### [PROBLEM DESCRIPTION]
Scan the entries for lines with the word "淘晶行动", then copy those lines.

Items from an interface collection:
########
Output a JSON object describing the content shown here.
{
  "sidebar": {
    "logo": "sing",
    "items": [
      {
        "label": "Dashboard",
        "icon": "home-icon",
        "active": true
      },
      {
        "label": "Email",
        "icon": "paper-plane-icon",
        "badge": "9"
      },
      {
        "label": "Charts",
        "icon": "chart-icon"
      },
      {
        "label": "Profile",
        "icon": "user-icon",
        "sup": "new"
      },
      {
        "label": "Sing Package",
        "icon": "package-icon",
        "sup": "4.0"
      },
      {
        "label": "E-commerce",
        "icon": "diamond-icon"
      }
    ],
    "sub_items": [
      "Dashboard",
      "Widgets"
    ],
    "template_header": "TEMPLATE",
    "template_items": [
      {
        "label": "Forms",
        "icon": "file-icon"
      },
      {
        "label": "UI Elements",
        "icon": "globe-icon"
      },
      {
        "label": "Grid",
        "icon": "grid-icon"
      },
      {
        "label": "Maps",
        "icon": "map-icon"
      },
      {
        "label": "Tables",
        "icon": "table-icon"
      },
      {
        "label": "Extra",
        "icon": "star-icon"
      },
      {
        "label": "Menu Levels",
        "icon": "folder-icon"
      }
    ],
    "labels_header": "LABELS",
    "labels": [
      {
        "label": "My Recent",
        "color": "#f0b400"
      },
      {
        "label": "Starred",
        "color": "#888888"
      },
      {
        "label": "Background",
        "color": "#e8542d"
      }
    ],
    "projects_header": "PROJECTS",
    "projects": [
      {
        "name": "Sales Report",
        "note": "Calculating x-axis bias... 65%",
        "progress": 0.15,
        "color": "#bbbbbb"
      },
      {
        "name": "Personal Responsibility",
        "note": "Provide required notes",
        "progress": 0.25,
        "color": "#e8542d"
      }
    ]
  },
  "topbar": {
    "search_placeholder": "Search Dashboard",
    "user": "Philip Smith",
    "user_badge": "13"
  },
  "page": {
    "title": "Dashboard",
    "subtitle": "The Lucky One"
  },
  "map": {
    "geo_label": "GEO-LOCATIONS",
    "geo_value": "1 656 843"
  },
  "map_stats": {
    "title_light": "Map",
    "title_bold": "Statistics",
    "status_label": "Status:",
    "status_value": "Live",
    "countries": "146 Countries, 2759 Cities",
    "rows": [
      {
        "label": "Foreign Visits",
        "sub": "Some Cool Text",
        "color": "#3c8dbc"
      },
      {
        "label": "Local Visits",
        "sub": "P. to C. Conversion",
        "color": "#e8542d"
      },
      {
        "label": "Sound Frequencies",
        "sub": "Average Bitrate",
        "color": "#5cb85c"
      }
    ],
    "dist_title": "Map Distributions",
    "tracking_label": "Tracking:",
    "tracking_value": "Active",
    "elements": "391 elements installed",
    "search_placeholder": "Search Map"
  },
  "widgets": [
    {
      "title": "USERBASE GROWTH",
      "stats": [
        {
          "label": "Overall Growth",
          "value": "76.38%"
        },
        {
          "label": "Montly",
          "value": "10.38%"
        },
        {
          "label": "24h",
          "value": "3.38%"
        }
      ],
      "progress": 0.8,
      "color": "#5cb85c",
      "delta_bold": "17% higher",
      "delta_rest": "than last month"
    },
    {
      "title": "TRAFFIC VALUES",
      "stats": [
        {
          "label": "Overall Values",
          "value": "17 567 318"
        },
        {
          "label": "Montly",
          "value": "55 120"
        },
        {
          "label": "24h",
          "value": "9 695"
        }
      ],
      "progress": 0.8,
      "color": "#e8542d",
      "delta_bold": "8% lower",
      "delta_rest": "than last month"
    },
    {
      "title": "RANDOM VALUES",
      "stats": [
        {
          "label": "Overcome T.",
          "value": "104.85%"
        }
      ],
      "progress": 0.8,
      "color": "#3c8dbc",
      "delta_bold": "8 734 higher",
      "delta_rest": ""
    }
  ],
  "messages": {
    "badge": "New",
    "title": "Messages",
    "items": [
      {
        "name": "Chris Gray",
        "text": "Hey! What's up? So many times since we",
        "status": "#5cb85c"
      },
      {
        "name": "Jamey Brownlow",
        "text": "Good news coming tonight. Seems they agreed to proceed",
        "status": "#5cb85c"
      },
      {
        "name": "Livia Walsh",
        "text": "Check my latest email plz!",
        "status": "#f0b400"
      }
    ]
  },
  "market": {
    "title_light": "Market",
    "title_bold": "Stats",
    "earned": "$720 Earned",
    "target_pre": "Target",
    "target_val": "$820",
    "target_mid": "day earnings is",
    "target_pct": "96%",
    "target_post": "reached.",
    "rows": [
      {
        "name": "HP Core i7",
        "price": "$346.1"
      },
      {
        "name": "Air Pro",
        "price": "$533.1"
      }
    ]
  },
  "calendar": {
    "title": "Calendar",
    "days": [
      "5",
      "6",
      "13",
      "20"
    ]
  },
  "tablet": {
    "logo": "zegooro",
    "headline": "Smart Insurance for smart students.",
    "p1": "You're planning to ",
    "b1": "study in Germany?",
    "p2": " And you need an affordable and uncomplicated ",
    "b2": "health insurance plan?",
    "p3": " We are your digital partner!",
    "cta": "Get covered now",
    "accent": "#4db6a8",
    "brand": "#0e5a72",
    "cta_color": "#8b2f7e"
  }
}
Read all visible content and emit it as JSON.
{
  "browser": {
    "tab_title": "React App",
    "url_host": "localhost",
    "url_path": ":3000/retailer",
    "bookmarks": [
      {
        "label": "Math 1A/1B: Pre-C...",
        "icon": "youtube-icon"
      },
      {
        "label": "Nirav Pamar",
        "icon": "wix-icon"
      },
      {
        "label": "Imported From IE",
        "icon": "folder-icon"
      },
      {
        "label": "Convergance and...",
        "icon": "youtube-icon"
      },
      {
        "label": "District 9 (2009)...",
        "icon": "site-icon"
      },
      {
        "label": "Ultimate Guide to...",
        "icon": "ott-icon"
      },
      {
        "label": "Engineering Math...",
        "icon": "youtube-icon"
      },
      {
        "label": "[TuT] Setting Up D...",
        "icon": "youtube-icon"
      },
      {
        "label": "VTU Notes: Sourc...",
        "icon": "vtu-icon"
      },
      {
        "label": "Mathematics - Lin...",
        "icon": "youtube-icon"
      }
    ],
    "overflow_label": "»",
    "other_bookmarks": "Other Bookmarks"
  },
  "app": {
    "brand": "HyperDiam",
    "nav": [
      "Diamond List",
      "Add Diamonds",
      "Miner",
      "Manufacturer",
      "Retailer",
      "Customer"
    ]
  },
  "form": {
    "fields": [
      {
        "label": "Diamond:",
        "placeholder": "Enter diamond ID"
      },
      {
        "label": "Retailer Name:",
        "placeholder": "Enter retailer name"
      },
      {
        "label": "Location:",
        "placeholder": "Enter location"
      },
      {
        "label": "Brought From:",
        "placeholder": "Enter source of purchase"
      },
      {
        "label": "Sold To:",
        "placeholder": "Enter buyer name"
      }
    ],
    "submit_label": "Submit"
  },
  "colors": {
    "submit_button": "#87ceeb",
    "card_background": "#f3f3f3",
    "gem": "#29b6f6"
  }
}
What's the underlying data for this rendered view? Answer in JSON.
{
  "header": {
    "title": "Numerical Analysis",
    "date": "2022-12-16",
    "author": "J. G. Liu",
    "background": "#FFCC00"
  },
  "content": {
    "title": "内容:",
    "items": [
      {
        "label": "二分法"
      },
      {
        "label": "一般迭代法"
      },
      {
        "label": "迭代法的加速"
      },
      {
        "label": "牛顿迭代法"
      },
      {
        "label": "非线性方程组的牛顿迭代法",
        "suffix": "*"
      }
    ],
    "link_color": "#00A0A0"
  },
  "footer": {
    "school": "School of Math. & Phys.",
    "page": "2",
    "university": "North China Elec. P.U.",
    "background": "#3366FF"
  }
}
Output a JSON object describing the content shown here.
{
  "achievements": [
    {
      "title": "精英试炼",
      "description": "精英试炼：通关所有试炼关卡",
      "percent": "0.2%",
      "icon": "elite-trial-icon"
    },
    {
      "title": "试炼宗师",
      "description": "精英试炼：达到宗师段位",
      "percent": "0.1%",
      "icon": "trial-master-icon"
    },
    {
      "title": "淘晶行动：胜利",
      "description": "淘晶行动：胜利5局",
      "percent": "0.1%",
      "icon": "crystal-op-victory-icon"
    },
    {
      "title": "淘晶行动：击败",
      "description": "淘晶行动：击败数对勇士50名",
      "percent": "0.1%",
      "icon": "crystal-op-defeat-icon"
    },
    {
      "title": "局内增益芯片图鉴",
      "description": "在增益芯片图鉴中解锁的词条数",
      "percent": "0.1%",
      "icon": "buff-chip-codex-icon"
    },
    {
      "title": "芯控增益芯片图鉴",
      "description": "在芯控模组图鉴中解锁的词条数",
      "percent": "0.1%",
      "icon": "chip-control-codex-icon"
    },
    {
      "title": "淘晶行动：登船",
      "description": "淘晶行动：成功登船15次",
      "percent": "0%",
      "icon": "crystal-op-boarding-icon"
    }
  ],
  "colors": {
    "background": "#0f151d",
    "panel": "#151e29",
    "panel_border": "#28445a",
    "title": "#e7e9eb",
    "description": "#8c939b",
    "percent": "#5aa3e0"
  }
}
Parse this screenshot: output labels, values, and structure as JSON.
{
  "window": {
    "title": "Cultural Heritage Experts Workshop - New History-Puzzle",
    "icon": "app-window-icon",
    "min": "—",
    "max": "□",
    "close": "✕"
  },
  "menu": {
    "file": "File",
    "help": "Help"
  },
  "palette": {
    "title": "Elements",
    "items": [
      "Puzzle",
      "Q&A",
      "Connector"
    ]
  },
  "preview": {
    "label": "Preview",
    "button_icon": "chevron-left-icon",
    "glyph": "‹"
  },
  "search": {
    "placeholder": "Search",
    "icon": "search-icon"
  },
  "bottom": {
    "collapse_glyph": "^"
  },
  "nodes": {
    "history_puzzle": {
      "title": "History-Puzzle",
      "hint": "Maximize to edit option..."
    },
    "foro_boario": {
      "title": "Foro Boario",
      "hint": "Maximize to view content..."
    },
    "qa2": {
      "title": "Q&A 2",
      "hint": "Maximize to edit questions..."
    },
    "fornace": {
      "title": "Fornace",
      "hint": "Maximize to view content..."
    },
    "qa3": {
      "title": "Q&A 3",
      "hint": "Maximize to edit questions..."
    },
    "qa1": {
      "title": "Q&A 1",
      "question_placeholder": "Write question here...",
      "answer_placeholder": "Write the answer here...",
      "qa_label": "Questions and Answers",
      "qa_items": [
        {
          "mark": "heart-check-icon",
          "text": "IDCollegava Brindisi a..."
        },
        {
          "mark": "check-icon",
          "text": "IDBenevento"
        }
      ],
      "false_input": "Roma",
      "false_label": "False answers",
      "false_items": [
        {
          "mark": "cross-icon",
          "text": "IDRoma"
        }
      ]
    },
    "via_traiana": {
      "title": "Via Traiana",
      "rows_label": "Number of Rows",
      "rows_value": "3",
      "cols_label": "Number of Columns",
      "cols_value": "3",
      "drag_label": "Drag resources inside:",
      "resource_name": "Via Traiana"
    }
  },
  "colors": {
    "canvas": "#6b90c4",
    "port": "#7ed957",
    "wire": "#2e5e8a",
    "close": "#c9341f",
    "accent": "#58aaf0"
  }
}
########
### [WRITTEN REPLY]
      "title": "淘晶行动：胜利",
      "description": "淘晶行动：胜利5局",
      "title": "淘晶行动：击败",
      "description": "淘晶行动：击败数对勇士50名",
      "title": "淘晶行动：登船",
      "description": "淘晶行动：成功登船15次",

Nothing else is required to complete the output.